### Material provided

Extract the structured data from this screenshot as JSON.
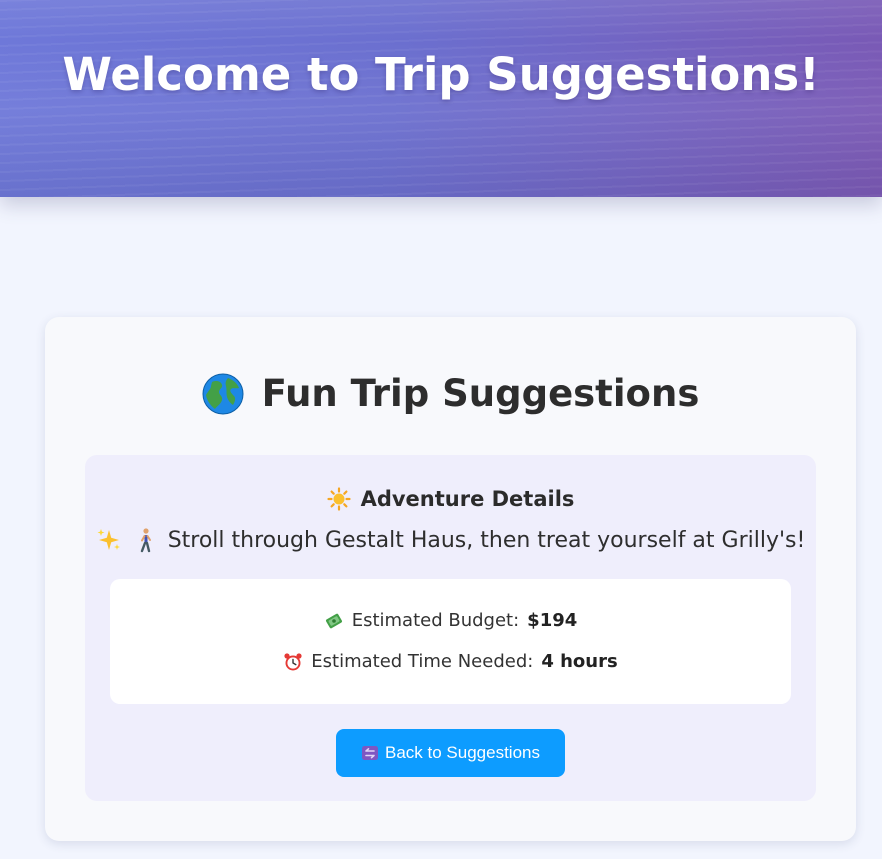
{
  "hero": {
    "title": "Welcome to Trip Suggestions!"
  },
  "card": {
    "title": "Fun Trip Suggestions",
    "title_icon": "globe-icon"
  },
  "details": {
    "heading": "Adventure Details",
    "heading_icon": "sun-icon",
    "description": "Stroll through Gestalt Haus, then treat yourself at Grilly's!",
    "description_icons": [
      "sparkles-icon",
      "person-walking-icon"
    ],
    "budget": {
      "icon": "money-with-wings-icon",
      "label": "Estimated Budget:",
      "value": "$194"
    },
    "time": {
      "icon": "alarm-clock-icon",
      "label": "Estimated Time Needed:",
      "value": "4 hours"
    }
  },
  "actions": {
    "back_icon": "back-arrows-icon",
    "back_label": "Back to Suggestions"
  },
  "colors": {
    "hero_start": "#6e78d9",
    "hero_end": "#7a58b4",
    "button": "#0d9cff",
    "detail_bg": "#efeefc",
    "page_bg": "#f2f5fe"
  }
}
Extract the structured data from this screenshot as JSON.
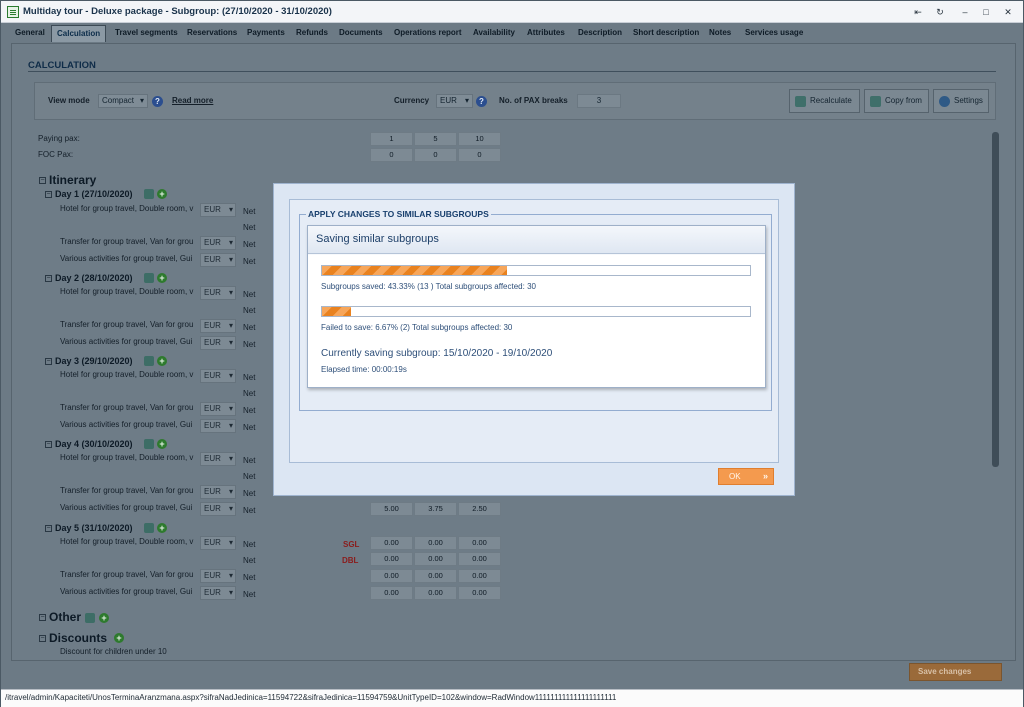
{
  "window": {
    "title": "Multiday tour - Deluxe package - Subgroup: (27/10/2020 - 31/10/2020)",
    "controls": [
      "⇤",
      "↻",
      "–",
      "□",
      "✕"
    ]
  },
  "tabs": [
    "General",
    "Calculation",
    "Travel segments",
    "Reservations",
    "Payments",
    "Refunds",
    "Documents",
    "Operations report",
    "Availability",
    "Attributes",
    "Description",
    "Short description",
    "Notes",
    "Services usage"
  ],
  "active_tab": "Calculation",
  "section_title": "CALCULATION",
  "toolbar": {
    "view_mode_label": "View mode",
    "view_mode_value": "Compact",
    "read_more": "Read more",
    "currency_label": "Currency",
    "currency_value": "EUR",
    "pax_breaks_label": "No. of PAX breaks",
    "pax_breaks_value": "3",
    "recalculate": "Recalculate",
    "copy_from": "Copy from",
    "settings": "Settings"
  },
  "pax": {
    "paying_label": "Paying pax:",
    "foc_label": "FOC Pax:",
    "paying": [
      "1",
      "5",
      "10"
    ],
    "foc": [
      "0",
      "0",
      "0"
    ]
  },
  "itinerary": {
    "title": "Itinerary",
    "days": [
      {
        "label": "Day 1 (27/10/2020)"
      },
      {
        "label": "Day 2 (28/10/2020)"
      },
      {
        "label": "Day 3 (29/10/2020)"
      },
      {
        "label": "Day 4 (30/10/2020)"
      },
      {
        "label": "Day 5 (31/10/2020)"
      }
    ],
    "service_hotel": "Hotel for group travel, Double room, v",
    "service_transfer": "Transfer for group travel, Van for grou",
    "service_activities": "Various activities for group travel, Gui",
    "currency": "EUR",
    "net": "Net",
    "day4_activities_values": [
      "5.00",
      "3.75",
      "2.50"
    ],
    "day5": {
      "sgl": "SGL",
      "dbl": "DBL",
      "sgl_values": [
        "0.00",
        "0.00",
        "0.00"
      ],
      "dbl_values": [
        "0.00",
        "0.00",
        "0.00"
      ],
      "transfer_values": [
        "0.00",
        "0.00",
        "0.00"
      ],
      "activities_values": [
        "0.00",
        "0.00",
        "0.00"
      ]
    }
  },
  "other_title": "Other",
  "discounts_title": "Discounts",
  "discount_row": "Discount for children under 10",
  "save_changes": "Save changes",
  "status_url": "/itravel/admin/Kapaciteti/UnosTerminaAranzmana.aspx?sifraNadJedinica=11594722&sifraJedinica=11594759&UnitTypeID=102&window=RadWindow111111111111111111111",
  "modal": {
    "legend": "APPLY CHANGES TO SIMILAR SUBGROUPS",
    "panel_title": "Saving similar subgroups",
    "saved_fraction": 0.4333,
    "saved_text": "Subgroups saved: 43.33% (13 ) Total subgroups affected: 30",
    "failed_fraction": 0.0667,
    "failed_text": "Failed to save: 6.67% (2) Total subgroups affected: 30",
    "current": "Currently saving subgroup: 15/10/2020 - 19/10/2020",
    "elapsed": "Elapsed time: 00:00:19s",
    "ok": "OK"
  }
}
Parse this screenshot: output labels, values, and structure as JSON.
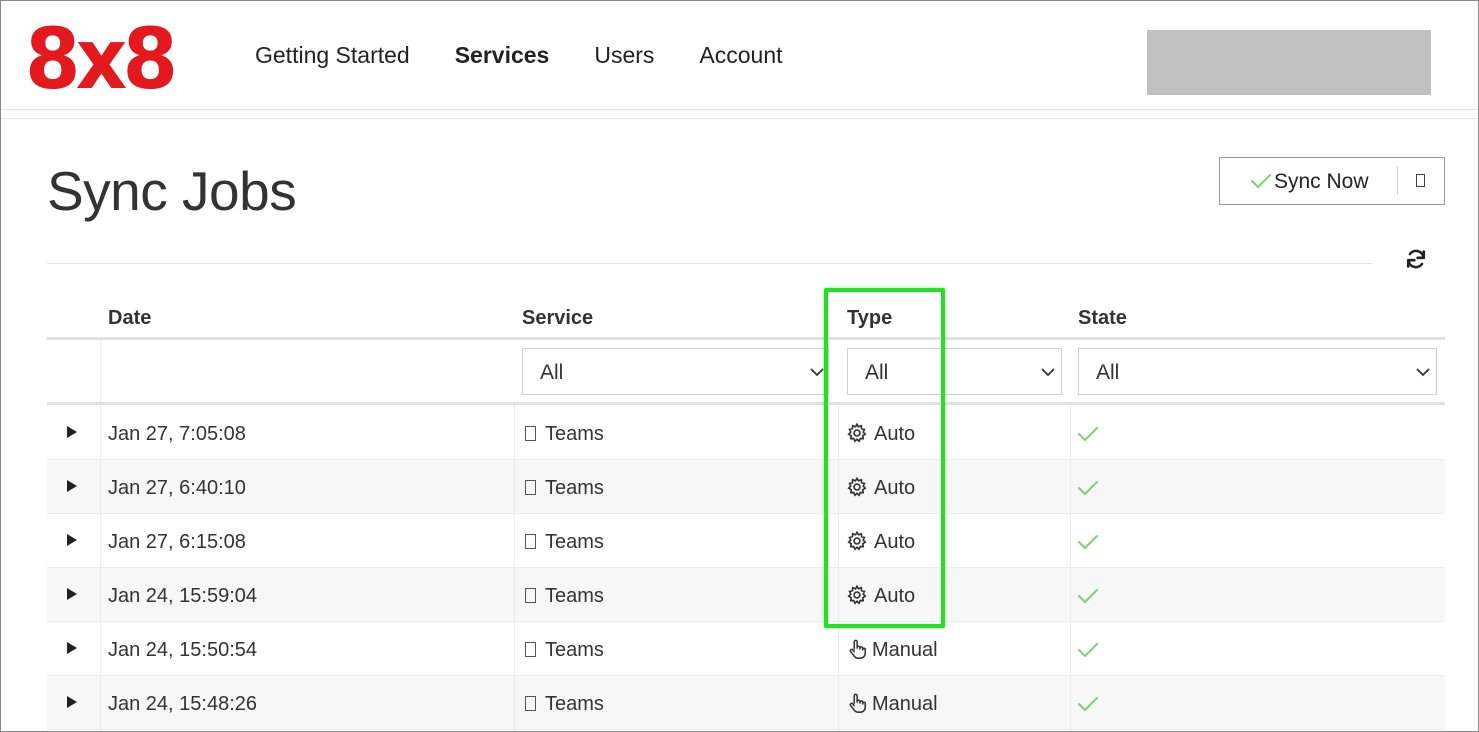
{
  "brand": {
    "logo_text": "8x8",
    "logo_color": "#e4191e"
  },
  "nav": {
    "items": [
      {
        "label": "Getting Started",
        "active": false
      },
      {
        "label": "Services",
        "active": true
      },
      {
        "label": "Users",
        "active": false
      },
      {
        "label": "Account",
        "active": false
      }
    ]
  },
  "page": {
    "title": "Sync Jobs",
    "sync_button_label": "Sync Now",
    "accent_check_color": "#7fd47f",
    "highlight_color": "#22e022"
  },
  "table": {
    "columns": [
      "Date",
      "Service",
      "Type",
      "State"
    ],
    "filters": {
      "service": "All",
      "type": "All",
      "state": "All"
    },
    "rows": [
      {
        "date": "Jan 27, 7:05:08",
        "service": "Teams",
        "type": "Auto",
        "type_icon": "gear-icon",
        "state": "success"
      },
      {
        "date": "Jan 27, 6:40:10",
        "service": "Teams",
        "type": "Auto",
        "type_icon": "gear-icon",
        "state": "success"
      },
      {
        "date": "Jan 27, 6:15:08",
        "service": "Teams",
        "type": "Auto",
        "type_icon": "gear-icon",
        "state": "success"
      },
      {
        "date": "Jan 24, 15:59:04",
        "service": "Teams",
        "type": "Auto",
        "type_icon": "gear-icon",
        "state": "success"
      },
      {
        "date": "Jan 24, 15:50:54",
        "service": "Teams",
        "type": "Manual",
        "type_icon": "hand-pointer-icon",
        "state": "success"
      },
      {
        "date": "Jan 24, 15:48:26",
        "service": "Teams",
        "type": "Manual",
        "type_icon": "hand-pointer-icon",
        "state": "success"
      }
    ]
  }
}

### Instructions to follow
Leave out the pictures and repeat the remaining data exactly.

### Output for this exercise
Extract the structured data from this screenshot as JSON.
{
  "hero": {
    "title": "Welcome to Trip Suggestions!"
  },
  "card": {
    "title": "Fun Trip Suggestions",
    "title_icon": "globe-icon"
  },
  "details": {
    "heading": "Adventure Details",
    "heading_icon": "sun-icon",
    "description": "Stroll through Gestalt Haus, then treat yourself at Grilly's!",
    "description_icons": [
      "sparkles-icon",
      "person-walking-icon"
    ],
    "budget": {
      "icon": "money-with-wings-icon",
      "label": "Estimated Budget:",
      "value": "$194"
    },
    "time": {
      "icon": "alarm-clock-icon",
      "label": "Estimated Time Needed:",
      "value": "4 hours"
    }
  },
  "actions": {
    "back_icon": "back-arrows-icon",
    "back_label": "Back to Suggestions"
  },
  "colors": {
    "hero_start": "#6e78d9",
    "hero_end": "#7a58b4",
    "button": "#0d9cff",
    "detail_bg": "#efeefc",
    "page_bg": "#f2f5fe"
  }
}
Extract the structured data from this screenshot as JSON.
{
  "window": {
    "title": "Multiday tour - Deluxe package - Subgroup: (27/10/2020 - 31/10/2020)",
    "controls": [
      "⇤",
      "↻",
      "–",
      "□",
      "✕"
    ]
  },
  "tabs": [
    "General",
    "Calculation",
    "Travel segments",
    "Reservations",
    "Payments",
    "Refunds",
    "Documents",
    "Operations report",
    "Availability",
    "Attributes",
    "Description",
    "Short description",
    "Notes",
    "Services usage"
  ],
  "active_tab": "Calculation",
  "section_title": "CALCULATION",
  "toolbar": {
    "view_mode_label": "View mode",
    "view_mode_value": "Compact",
    "read_more": "Read more",
    "currency_label": "Currency",
    "currency_value": "EUR",
    "pax_breaks_label": "No. of PAX breaks",
    "pax_breaks_value": "3",
    "recalculate": "Recalculate",
    "copy_from": "Copy from",
    "settings": "Settings"
  },
  "pax": {
    "paying_label": "Paying pax:",
    "foc_label": "FOC Pax:",
    "paying": [
      "1",
      "5",
      "10"
    ],
    "foc": [
      "0",
      "0",
      "0"
    ]
  },
  "itinerary": {
    "title": "Itinerary",
    "days": [
      {
        "label": "Day 1 (27/10/2020)"
      },
      {
        "label": "Day 2 (28/10/2020)"
      },
      {
        "label": "Day 3 (29/10/2020)"
      },
      {
        "label": "Day 4 (30/10/2020)"
      },
      {
        "label": "Day 5 (31/10/2020)"
      }
    ],
    "service_hotel": "Hotel for group travel, Double room, v",
    "service_transfer": "Transfer for group travel, Van for grou",
    "service_activities": "Various activities for group travel, Gui",
    "currency": "EUR",
    "net": "Net",
    "day4_activities_values": [
      "5.00",
      "3.75",
      "2.50"
    ],
    "day5": {
      "sgl": "SGL",
      "dbl": "DBL",
      "sgl_values": [
        "0.00",
        "0.00",
        "0.00"
      ],
      "dbl_values": [
        "0.00",
        "0.00",
        "0.00"
      ],
      "transfer_values": [
        "0.00",
        "0.00",
        "0.00"
      ],
      "activities_values": [
        "0.00",
        "0.00",
        "0.00"
      ]
    }
  },
  "other_title": "Other",
  "discounts_title": "Discounts",
  "discount_row": "Discount for children under 10",
  "save_changes": "Save changes",
  "status_url": "/itravel/admin/Kapaciteti/UnosTerminaAranzmana.aspx?sifraNadJedinica=11594722&sifraJedinica=11594759&UnitTypeID=102&window=RadWindow111111111111111111111",
  "modal": {
    "legend": "APPLY CHANGES TO SIMILAR SUBGROUPS",
    "panel_title": "Saving similar subgroups",
    "saved_fraction": 0.4333,
    "saved_text": "Subgroups saved: 43.33% (13 ) Total subgroups affected: 30",
    "failed_fraction": 0.0667,
    "failed_text": "Failed to save: 6.67% (2) Total subgroups affected: 30",
    "current": "Currently saving subgroup: 15/10/2020 - 19/10/2020",
    "elapsed": "Elapsed time: 00:00:19s",
    "ok": "OK"
  }
}
Parse this screenshot: output labels, values, and structure as JSON.
{
  "brand": {
    "logo_text": "8x8",
    "logo_color": "#e4191e"
  },
  "nav": {
    "items": [
      {
        "label": "Getting Started",
        "active": false
      },
      {
        "label": "Services",
        "active": true
      },
      {
        "label": "Users",
        "active": false
      },
      {
        "label": "Account",
        "active": false
      }
    ]
  },
  "page": {
    "title": "Sync Jobs",
    "sync_button_label": "Sync Now",
    "accent_check_color": "#7fd47f",
    "highlight_color": "#22e022"
  },
  "table": {
    "columns": [
      "Date",
      "Service",
      "Type",
      "State"
    ],
    "filters": {
      "service": "All",
      "type": "All",
      "state": "All"
    },
    "rows": [
      {
        "date": "Jan 27, 7:05:08",
        "service": "Teams",
        "type": "Auto",
        "type_icon": "gear-icon",
        "state": "success"
      },
      {
        "date": "Jan 27, 6:40:10",
        "service": "Teams",
        "type": "Auto",
        "type_icon": "gear-icon",
        "state": "success"
      },
      {
        "date": "Jan 27, 6:15:08",
        "service": "Teams",
        "type": "Auto",
        "type_icon": "gear-icon",
        "state": "success"
      },
      {
        "date": "Jan 24, 15:59:04",
        "service": "Teams",
        "type": "Auto",
        "type_icon": "gear-icon",
        "state": "success"
      },
      {
        "date": "Jan 24, 15:50:54",
        "service": "Teams",
        "type": "Manual",
        "type_icon": "hand-pointer-icon",
        "state": "success"
      },
      {
        "date": "Jan 24, 15:48:26",
        "service": "Teams",
        "type": "Manual",
        "type_icon": "hand-pointer-icon",
        "state": "success"
      }
    ]
  }
}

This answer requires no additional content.